ATLANTA – Tuesday night in Atlanta, former President Jimmy Carter said his latest MRI scan shows he remains in good health after fighting cancer for much of the past year.
It’s just one of the many topics Mr. Carter addressed – about his life and the work of the Carter Center around the world, answering audience questions along with Mrs. Carter.
Agree or disagree with the politics of a certain, outspoken, soon-to-be 92-year-old 39th president of the United States, Jimmy Carter's perceptions and analyses and command of issues foreign and domestic have never been keener.
Mr. Carter, on the Carter Center's stage, with Rosalynn Carter -- Their annual Q-and-A session with the public.
What would he ask the presidential candidates in a debate –

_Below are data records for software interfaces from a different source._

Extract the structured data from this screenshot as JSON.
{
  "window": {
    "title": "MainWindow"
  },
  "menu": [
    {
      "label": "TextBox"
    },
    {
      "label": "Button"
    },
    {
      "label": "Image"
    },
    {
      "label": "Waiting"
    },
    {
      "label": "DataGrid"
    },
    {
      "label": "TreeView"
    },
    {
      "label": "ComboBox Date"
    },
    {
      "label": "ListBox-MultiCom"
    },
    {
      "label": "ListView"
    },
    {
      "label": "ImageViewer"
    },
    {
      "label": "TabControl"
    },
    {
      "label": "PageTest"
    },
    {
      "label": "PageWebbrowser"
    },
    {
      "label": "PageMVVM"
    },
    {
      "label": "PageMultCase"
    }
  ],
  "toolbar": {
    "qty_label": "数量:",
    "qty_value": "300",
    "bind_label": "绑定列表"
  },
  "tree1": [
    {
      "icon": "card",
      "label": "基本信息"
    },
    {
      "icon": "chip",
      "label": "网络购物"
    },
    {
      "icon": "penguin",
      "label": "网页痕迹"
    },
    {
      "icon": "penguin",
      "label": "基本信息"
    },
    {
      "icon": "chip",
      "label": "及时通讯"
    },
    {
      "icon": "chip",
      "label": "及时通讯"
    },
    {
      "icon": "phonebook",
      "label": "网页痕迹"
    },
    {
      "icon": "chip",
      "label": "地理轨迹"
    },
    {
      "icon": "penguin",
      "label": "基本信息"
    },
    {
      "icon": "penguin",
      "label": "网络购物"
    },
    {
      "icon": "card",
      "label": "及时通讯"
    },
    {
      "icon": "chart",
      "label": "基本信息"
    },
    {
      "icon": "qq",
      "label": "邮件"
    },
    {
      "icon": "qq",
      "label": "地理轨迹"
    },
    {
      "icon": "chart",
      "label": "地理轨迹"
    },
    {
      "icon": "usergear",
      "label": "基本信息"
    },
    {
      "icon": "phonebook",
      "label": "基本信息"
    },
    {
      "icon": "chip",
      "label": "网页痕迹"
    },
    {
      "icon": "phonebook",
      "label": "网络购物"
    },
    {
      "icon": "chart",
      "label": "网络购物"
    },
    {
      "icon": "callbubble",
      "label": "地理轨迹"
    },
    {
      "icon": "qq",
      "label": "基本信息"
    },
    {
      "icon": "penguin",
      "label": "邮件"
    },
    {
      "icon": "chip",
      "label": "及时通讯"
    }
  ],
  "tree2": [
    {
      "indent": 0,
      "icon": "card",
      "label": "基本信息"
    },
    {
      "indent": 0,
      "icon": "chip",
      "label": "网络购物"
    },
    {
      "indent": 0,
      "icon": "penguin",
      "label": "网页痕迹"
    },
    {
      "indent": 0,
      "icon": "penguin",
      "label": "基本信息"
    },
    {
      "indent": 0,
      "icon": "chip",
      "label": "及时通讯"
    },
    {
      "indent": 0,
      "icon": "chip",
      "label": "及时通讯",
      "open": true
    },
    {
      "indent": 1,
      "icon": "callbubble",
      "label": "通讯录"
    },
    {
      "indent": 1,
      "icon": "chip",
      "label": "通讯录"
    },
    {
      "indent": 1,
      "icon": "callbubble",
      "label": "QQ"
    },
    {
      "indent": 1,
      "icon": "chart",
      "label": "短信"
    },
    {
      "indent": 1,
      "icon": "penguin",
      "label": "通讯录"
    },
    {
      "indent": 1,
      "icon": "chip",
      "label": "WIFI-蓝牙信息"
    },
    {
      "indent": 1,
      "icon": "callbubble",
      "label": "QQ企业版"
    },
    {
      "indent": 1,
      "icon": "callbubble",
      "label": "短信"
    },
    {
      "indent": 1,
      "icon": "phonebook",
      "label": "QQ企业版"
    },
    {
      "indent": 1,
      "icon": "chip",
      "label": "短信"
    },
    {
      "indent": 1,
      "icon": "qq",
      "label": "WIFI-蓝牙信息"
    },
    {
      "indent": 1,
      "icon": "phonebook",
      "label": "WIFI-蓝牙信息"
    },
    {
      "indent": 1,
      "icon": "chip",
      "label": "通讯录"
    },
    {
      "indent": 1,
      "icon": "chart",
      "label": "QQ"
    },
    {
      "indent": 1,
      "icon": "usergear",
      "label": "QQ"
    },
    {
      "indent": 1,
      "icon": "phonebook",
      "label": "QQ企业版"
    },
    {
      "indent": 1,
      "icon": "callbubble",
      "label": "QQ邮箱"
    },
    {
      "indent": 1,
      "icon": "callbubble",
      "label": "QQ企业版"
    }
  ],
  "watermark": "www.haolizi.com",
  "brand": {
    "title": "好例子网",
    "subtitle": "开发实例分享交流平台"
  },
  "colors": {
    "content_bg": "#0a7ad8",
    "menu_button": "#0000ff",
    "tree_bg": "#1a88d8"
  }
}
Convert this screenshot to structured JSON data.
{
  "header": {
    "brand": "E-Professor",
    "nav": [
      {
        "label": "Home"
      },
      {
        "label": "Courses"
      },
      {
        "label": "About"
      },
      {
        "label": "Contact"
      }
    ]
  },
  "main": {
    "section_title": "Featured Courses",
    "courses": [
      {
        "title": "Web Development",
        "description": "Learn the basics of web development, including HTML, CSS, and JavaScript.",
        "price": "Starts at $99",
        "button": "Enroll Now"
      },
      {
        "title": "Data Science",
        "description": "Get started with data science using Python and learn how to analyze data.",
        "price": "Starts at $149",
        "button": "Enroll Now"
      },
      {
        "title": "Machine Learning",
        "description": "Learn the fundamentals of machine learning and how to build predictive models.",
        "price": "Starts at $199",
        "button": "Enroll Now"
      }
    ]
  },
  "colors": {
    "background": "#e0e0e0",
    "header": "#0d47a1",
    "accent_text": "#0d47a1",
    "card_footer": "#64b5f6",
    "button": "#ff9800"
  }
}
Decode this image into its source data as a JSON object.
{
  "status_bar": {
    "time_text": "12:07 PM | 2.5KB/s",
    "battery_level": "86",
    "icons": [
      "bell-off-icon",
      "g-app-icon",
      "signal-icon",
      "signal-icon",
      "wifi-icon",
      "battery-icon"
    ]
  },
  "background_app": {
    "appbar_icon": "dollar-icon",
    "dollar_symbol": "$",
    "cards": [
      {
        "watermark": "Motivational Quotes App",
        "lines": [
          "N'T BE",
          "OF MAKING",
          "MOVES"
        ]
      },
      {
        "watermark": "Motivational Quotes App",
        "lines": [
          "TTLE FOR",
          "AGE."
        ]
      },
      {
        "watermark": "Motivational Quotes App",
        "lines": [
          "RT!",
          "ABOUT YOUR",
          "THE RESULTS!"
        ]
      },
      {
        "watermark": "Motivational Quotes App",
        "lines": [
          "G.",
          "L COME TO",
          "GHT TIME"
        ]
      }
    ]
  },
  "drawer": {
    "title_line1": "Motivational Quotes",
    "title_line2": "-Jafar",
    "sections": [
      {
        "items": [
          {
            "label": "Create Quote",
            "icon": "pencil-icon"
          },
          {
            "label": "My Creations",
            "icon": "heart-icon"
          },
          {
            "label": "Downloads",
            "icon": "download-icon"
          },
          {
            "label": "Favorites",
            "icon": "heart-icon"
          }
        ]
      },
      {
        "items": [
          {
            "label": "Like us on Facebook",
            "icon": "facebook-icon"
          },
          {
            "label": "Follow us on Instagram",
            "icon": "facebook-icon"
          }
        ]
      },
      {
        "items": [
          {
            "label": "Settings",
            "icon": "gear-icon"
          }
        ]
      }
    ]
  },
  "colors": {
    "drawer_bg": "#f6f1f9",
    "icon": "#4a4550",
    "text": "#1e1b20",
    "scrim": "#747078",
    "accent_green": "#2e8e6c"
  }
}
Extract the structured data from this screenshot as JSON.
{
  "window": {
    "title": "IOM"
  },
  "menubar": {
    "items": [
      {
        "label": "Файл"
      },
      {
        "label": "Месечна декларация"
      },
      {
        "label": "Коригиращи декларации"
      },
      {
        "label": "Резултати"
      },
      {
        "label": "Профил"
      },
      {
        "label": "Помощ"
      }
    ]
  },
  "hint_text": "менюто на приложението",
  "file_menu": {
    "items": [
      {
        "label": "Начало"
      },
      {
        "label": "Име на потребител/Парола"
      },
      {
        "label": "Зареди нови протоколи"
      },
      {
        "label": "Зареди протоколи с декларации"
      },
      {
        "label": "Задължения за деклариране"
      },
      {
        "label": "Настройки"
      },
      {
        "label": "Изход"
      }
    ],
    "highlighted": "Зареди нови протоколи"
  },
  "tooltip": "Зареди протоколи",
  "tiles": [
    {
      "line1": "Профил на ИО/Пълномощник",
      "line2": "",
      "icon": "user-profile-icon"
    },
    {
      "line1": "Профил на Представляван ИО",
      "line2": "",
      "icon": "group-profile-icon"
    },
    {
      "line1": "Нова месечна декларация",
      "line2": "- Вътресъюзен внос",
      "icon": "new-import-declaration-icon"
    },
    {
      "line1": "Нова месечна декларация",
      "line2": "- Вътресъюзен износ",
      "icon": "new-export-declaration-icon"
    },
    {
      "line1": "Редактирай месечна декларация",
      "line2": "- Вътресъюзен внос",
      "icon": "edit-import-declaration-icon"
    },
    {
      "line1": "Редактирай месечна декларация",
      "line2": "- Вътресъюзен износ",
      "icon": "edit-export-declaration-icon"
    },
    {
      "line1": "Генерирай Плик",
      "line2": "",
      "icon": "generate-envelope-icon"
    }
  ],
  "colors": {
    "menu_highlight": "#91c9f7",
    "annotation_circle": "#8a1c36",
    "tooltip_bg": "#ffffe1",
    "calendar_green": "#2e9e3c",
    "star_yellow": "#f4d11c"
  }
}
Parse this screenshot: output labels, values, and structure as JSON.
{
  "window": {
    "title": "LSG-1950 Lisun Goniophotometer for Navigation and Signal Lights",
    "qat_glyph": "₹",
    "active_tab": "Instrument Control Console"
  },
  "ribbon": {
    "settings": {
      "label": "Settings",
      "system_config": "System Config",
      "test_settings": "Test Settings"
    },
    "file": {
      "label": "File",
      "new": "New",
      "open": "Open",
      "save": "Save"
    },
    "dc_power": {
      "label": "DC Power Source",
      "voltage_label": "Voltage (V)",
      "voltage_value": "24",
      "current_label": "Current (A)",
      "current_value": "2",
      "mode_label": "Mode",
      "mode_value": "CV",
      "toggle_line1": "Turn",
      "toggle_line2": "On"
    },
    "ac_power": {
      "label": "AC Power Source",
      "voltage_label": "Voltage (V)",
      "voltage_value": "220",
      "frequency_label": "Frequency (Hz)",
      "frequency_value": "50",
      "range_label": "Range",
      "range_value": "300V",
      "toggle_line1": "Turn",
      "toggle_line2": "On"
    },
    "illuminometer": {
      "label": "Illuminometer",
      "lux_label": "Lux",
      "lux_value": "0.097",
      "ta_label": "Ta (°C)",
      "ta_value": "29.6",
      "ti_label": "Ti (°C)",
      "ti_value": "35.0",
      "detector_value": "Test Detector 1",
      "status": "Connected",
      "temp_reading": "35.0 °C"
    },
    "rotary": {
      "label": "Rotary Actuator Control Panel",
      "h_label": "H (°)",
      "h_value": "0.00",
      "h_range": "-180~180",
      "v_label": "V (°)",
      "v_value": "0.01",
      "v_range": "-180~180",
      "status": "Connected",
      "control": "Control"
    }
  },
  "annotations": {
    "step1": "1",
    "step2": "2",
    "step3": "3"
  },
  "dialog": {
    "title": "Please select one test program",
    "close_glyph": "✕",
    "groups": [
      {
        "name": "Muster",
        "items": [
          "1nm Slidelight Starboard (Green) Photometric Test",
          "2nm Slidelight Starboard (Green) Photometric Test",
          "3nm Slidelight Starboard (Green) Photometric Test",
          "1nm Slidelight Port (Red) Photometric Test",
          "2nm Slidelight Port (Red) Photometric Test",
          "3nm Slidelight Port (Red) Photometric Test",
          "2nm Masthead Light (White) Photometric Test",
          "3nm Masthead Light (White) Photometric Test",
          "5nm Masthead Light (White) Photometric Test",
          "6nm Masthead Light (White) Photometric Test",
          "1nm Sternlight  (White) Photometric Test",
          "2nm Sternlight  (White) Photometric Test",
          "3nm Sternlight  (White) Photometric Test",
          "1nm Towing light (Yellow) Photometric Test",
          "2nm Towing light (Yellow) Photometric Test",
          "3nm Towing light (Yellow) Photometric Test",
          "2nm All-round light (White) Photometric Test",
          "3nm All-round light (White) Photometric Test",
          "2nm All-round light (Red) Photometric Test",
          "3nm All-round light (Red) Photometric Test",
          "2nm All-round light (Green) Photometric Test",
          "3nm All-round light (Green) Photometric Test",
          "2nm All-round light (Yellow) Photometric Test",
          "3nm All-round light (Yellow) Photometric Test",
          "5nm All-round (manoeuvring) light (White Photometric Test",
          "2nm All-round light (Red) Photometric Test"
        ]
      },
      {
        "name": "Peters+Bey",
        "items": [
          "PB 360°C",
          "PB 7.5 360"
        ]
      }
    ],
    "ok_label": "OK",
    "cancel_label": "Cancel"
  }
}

“I would see how each of them feels about peace and human rights,” Carter said. “I think it would be an embarrassing question for them, because they haven’t talked about that in the campaign.”
With the new Snowden movie coming out, what about loss of privacy in the name of fighting terrorists?
“I think we make a mistake by having government interfere in our personal communications too much,” Carter said.
The Carters described their attempts to cure diseases around the world, work for a cease fire in Syria, bringing peace to Columbia, and yes, Mr. Carter is writing another book – his 30th.
“I have to make a living,” he said, joking.
And his health, recovering from cancer, no longer needing treatment –
“I had my three-month MRI scan this morning – it turned out to be okay,” he said. “They can still see the scars on the brain, but they’re smaller, not bigger, so that’s good.”
As ever, Jimmy Carter, throughout the evening – blunt and biting, poignant and funny.
The happy tone now, contrasting with the worries a year ago about his health. A tone of celebration for this couple, who this year celebrate 70 years of marriage, their future bright.
(© 2016 WXIA)